In our clinic at the Center for Women’s Mental Health, we see a significant number of women who come in for the treatment of depression and anxiety while undergoing infertility treatment. While for some women this is the first time they have experienced depression and/or anxiety, most of the women who we see in the […]
Tag Archives | IVF
A new study suggests that a soy-rich diet may improve fertility in women undergoing infertility treatment. How? Researchers hypothesize that soy products may help to offset the the harmful effects of bisphenol A or BPA. Just to review, bisphenol A (BPA) is a chemical found in many types of food storage containers, including polycarbonate plastic […]
Infertility and its treatment are enormously stressful. Previous studies have shown that women undergoing infertility treatment are more vulnerable to clinically significant anxiety and depressive symptoms. But what happens when the desired outcome is achieved? Are women who conceive after infertility treatment still at risk for depression? To answer this question, researchers assessed risk for […]
While many women complain of psychological distress during infertility treatment, it has been somewhat unclear if the anxiety and depression women may experience is related to having to undergo infertility treatment or to the hormonal agents that are used as part of the treatment, or a combination of the two. While we know that changing levels of gonadal hormones, like estrogen, may affect mood and anxiety levels, we have very little information on the psychological effects of the hormone-modulating drugs used in assisted reproductive technology (ART).

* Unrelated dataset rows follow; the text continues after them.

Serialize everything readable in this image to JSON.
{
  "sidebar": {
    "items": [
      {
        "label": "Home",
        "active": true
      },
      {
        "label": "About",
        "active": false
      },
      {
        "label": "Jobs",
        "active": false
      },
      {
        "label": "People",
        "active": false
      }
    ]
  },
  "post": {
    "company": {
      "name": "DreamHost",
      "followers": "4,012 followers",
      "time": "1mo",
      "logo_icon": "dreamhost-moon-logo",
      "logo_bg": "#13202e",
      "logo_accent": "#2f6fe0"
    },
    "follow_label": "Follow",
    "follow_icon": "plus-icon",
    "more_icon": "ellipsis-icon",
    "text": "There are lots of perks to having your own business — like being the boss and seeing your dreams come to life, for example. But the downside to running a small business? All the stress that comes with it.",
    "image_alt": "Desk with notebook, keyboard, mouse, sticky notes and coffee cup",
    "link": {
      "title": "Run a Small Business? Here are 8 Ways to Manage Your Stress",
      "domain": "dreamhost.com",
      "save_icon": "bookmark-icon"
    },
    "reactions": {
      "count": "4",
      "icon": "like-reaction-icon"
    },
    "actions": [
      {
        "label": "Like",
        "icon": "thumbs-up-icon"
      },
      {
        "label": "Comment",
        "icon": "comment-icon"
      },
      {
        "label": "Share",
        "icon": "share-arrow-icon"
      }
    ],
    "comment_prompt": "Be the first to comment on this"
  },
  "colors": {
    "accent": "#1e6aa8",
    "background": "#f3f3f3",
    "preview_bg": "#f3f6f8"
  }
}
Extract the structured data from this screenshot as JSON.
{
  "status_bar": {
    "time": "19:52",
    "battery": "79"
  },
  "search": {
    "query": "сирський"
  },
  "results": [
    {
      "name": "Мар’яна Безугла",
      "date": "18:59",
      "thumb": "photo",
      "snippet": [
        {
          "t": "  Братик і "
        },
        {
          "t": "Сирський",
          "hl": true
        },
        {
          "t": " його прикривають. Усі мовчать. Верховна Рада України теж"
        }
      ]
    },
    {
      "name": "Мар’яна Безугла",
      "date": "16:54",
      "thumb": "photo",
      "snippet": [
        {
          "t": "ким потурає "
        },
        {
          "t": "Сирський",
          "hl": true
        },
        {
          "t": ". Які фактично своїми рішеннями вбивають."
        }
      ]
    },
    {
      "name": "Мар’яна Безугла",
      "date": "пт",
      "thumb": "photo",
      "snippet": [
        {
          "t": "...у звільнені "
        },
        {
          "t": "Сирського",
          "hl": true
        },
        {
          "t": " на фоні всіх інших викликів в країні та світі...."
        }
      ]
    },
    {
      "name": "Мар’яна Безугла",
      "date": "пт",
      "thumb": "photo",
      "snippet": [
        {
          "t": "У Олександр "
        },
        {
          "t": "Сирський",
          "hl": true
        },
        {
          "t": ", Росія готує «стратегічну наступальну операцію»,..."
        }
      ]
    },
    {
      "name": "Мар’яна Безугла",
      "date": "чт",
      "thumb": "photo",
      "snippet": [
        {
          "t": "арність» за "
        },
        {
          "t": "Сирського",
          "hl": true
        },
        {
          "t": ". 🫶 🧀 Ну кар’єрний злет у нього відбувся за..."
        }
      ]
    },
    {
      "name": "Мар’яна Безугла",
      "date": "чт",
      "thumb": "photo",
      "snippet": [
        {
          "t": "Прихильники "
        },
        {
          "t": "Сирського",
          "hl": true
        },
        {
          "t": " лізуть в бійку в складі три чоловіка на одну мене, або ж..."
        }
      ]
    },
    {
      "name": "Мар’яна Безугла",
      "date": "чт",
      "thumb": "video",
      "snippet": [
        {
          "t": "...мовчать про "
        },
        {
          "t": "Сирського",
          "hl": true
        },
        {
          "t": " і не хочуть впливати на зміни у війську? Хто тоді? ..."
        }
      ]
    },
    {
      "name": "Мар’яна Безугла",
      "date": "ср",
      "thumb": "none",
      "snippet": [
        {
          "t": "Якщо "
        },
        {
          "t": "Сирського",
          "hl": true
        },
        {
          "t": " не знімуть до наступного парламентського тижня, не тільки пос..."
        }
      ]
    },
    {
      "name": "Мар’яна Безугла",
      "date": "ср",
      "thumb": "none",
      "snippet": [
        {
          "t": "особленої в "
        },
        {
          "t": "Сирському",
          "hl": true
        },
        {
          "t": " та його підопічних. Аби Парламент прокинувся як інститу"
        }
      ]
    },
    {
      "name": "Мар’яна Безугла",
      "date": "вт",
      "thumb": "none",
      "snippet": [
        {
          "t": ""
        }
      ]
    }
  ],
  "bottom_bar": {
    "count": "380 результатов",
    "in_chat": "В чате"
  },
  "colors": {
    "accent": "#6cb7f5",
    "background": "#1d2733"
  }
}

We are pleased to announce the recent launch of an exciting new research initiative that is being conducted by the Massachusetts General Hospital Center for Women’s Mental Health. The Symptom Tracking in Assisted Reproductive Technologies study (START study) will focus on understanding the risk factors for depressive relapse in women undergoing infertility treatments. There has been a growing request in our clinical work to address the needs of women undergoing infertility treatments. It is our hope that such a study will provide important information on the course and risk of depression in women undergoing fertility treatment and thus inform clinical care.

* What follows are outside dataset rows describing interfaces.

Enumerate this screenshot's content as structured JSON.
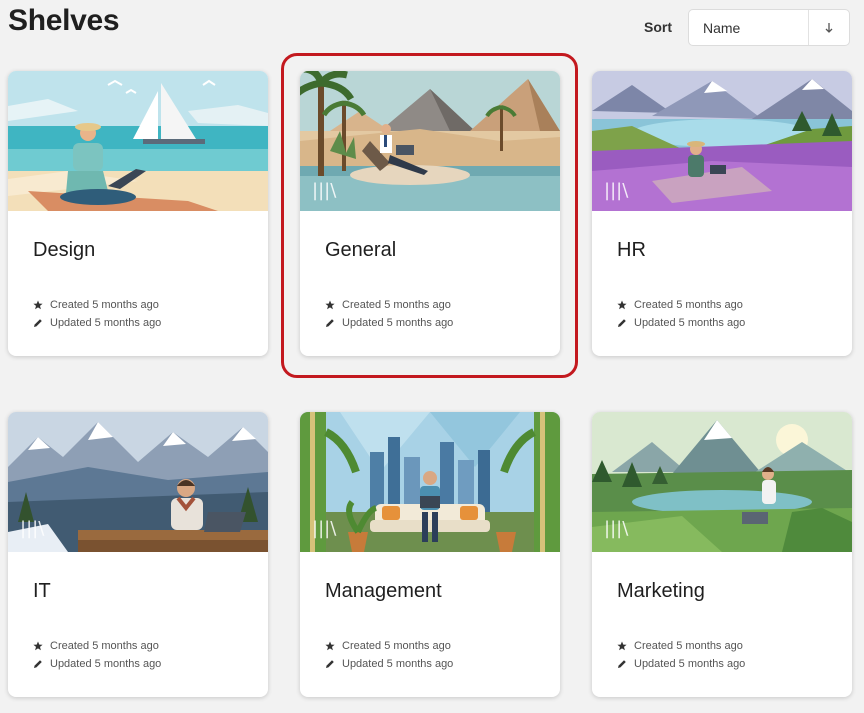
{
  "header": {
    "title": "Shelves",
    "sort_label": "Sort",
    "sort_value": "Name",
    "sort_direction": "↓"
  },
  "shelves": [
    {
      "name": "Design",
      "created": "Created 5 months ago",
      "updated": "Updated 5 months ago"
    },
    {
      "name": "General",
      "created": "Created 5 months ago",
      "updated": "Updated 5 months ago"
    },
    {
      "name": "HR",
      "created": "Created 5 months ago",
      "updated": "Updated 5 months ago"
    },
    {
      "name": "IT",
      "created": "Created 5 months ago",
      "updated": "Updated 5 months ago"
    },
    {
      "name": "Management",
      "created": "Created 5 months ago",
      "updated": "Updated 5 months ago"
    },
    {
      "name": "Marketing",
      "created": "Created 5 months ago",
      "updated": "Updated 5 months ago"
    }
  ],
  "colors": {
    "highlight": "#c3191f",
    "page_background": "#f2f2f2"
  },
  "icons": {
    "created": "star-icon",
    "updated": "pencil-icon",
    "sort": "arrow-down-icon"
  }
}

Multiple small studies have demonstrated a link between infertility and psychological distress, reporting high rates of anxiety and depressive symptoms among women with infertility. These studies have evaluated psychiatric symptoms or psychological distress; however, less is known about the prevalence of more significant psychiatric disorders in this population.
Most women undergoing infertility treatment experience increased anxiety. In a randomized clinical trial, researchers explored the effectiveness of acupuncture in diminishing anxiety in a group of women undergoing IVF. 43 patients undergoing IVF received either active acupuncture (n=22) or sham treatment (n=21). Women with a history of psychiatric illness and those using antidepressants and/or anxiolytic drugs were excluded from the study. Anxiety levels were assessed before and after treatment using the Hamilton Anxiety Rating Scale (HAS).

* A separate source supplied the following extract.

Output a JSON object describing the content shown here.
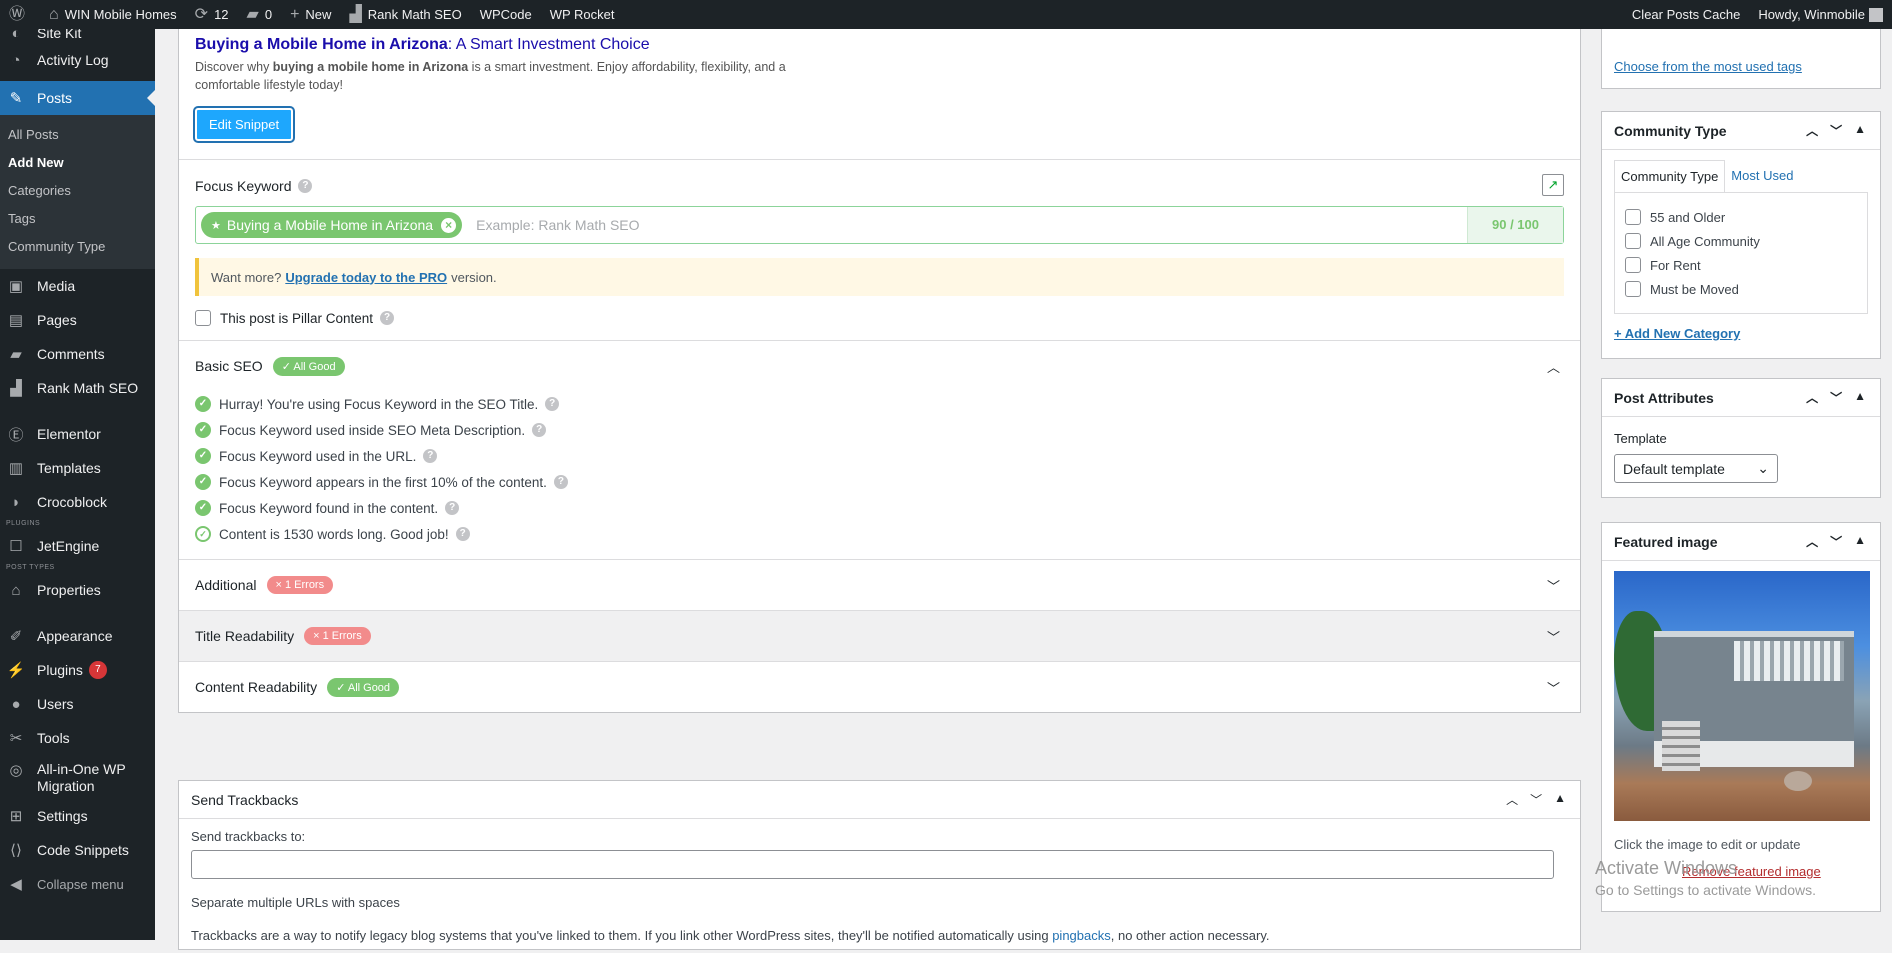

It is common for women experiencing infertility and undergoing fertility treatment to experience significant emotional distress. Many women, reasoning that their emotional health influences their physical functioning, worry that the stress and anxiety they experience in this context may hinder their ability to become pregnant.
Infertility affects an estimated 10-15% of couples of reproductive age. Several studies have indicated that patients undergoing in vitro fertilization (IVF) experience high levels of stress, depression, and anxiety. Multiple risk factors for anxiety and depression during infertility treatment have been identified; these include being female, age over 30, lower level of education, lack of occupational activity, a male cause for infertility, and infertility for 3-6 years.
Infertility and its treatment have been shown to be a trigger for both depression and anxiety. Women with pre-existing histories of depression and anxiety who have been stable on medication may find themselves with worsening symptoms brought on by the stress involved in the process of infertility treatment. Many women find the process an emotional roller coaster of hopefulness and disappointment.